- Reflection on what the Lord has done for them 29:10-29 Renewal of the Covenant
- Final exhortation -- make good choices
- "I have set before you life and death, blessings and curses. Now choose life...."
31:1-34:12 -- Final Speech, Farewell Address, and Moses' Death
- Moses wraps up loose ends; appoints Joshua, writes laws and gives to elders
- Official commissioning of Joshua
- The Lord teaches Moses a song to share with Israel - to help them remember
- More details of the covenant ceremony
- The actual song of Moses
- Song gives historical perspective; contains main themes of prophecy
- The Lord is still faithful in His care for Israel
- And Israel was still ungrateful
- The Lord had every reason for righteous anger
- Israel still had higher thought than neighbors
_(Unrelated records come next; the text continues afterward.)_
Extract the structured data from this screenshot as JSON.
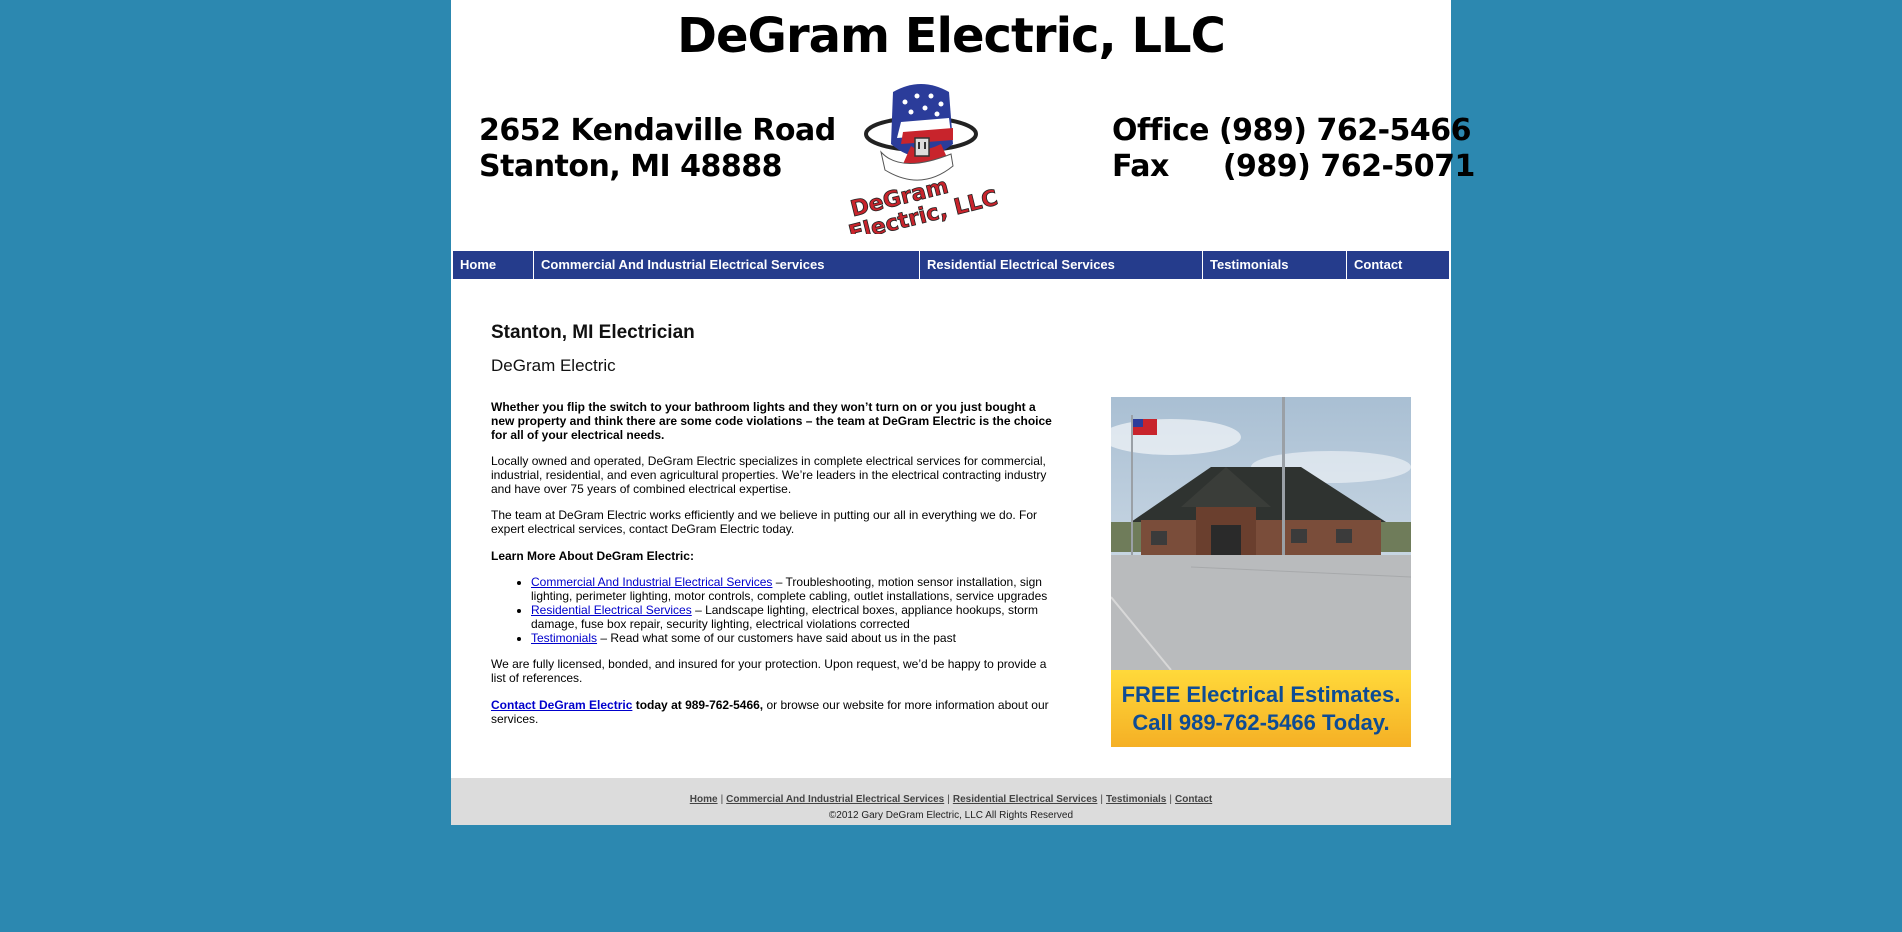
{
  "header": {
    "site_title": "DeGram Electric, LLC",
    "address_line1": "2652 Kendaville Road",
    "address_line2": "Stanton, MI 48888",
    "office_line": "Office (989) 762-5466",
    "fax_label": "Fax",
    "fax_number": "(989) 762-5071",
    "logo_text_line1": "DeGram",
    "logo_text_line2": "Electric, LLC"
  },
  "nav": {
    "items": [
      {
        "label": "Home"
      },
      {
        "label": "Commercial And Industrial Electrical Services"
      },
      {
        "label": "Residential Electrical Services"
      },
      {
        "label": "Testimonials"
      },
      {
        "label": "Contact"
      }
    ]
  },
  "main": {
    "heading": "Stanton, MI Electrician",
    "subheading": "DeGram Electric",
    "intro": "Whether you flip the switch to your bathroom lights and they won’t turn on or you just bought a new property and think there are some code violations – the team at DeGram Electric is the choice for all of your electrical needs.",
    "para2": "Locally owned and operated, DeGram Electric specializes in complete electrical services for commercial, industrial, residential, and even agricultural properties. We’re leaders in the electrical contracting industry and have over 75 years of combined electrical expertise.",
    "para3": "The team at DeGram Electric works efficiently and we believe in putting our all in everything we do. For expert electrical services, contact DeGram Electric today.",
    "learn_more": "Learn More About DeGram Electric:",
    "services": [
      {
        "link": "Commercial And Industrial Electrical Services",
        "text": " – Troubleshooting, motion sensor installation, sign lighting, perimeter lighting, motor controls, complete cabling, outlet installations, service upgrades"
      },
      {
        "link": "Residential Electrical Services",
        "text": " – Landscape lighting, electrical boxes, appliance hookups, storm damage, fuse box repair, security lighting, electrical violations corrected"
      },
      {
        "link": "Testimonials",
        "text": " – Read what some of our customers have said about us in the past"
      }
    ],
    "para4": "We are fully licensed, bonded, and insured for your protection. Upon request, we’d be happy to provide a list of references.",
    "contact_link": "Contact DeGram Electric",
    "contact_bold": " today at 989-762-5466,",
    "contact_rest": " or browse our website for more information about our services."
  },
  "promo": {
    "line1": "FREE Electrical Estimates.",
    "line2": "Call 989-762-5466 Today."
  },
  "footer": {
    "links": [
      "Home",
      "Commercial And Industrial Electrical Services",
      "Residential Electrical Services",
      "Testimonials",
      "Contact"
    ],
    "separator": "|",
    "copyright": "©2012 Gary DeGram Electric, LLC All Rights Reserved"
  },
  "colors": {
    "background": "#2c88b0",
    "nav": "#253c8c",
    "banner": "#f5c030",
    "banner_text": "#0e4c94",
    "footer": "#dcdcdc"
  }
}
- Vengeance belongs to the Lord; the Lord's people will be vindicated
- Moses actually sings (recites) his song to the people
- Moses climbs Mount Nebo and views Canaan -- from a distance
- Moses' final farewell and blessing for the people
- Blessing of each tribe, except for Simeon, which had already disappeared
- Conclusion, blessings for the future. Other nations will be jealous of Israel's good fortune and awesome God.
- Moses' death
- Moses climbs up Mount Nebo
- Looks over the whole land
- Moses died in the Moab, but no one knows where he was buried Moses was 120 years old, "yet his eyes were not weak nor his strength gone."
- The people mourned for 30 days, until the time of weeping was over
- Joshua was filled with the spirit of wisdom
- Moses was one of a kind
- "Since then no prophet has risen in Israel like Moses, whom the Lord knew face to face...."
Next month we will continue our overview of the Old Testament with a look at Joshua. This book appears to be a straightforward account of how Israel entered the Promised Land and within a short time conquered the entire country. The land was then divvied up among the twelve tribes, culminating in a huge ceremony during which they all pledged themselves to God. Of course, there might be more to it than that.....
Craigie, Peter. The Book of Deuteronomy, The New International Commentary on the Old Testament. Grand Rapids, MI: Wm B Eerdmans, 1976.
McGrath, Allister. NIV Bible Commentary. London: Hodder & Stoughton, 1988.
Mills, Watson and Richard Wilson. Mercer Commentary on the Bible. Macon, GA: Mercer University Press, 1995.
Ridderbos, J. Deuteronomy, Bible Student's Commentary. Grand Rapids, MI: Zondervan, 1984.
Wright, Christopher. Deuteronomy, The New International Bible Commentary. Collegeville, MN: Liturgical Press, 1996.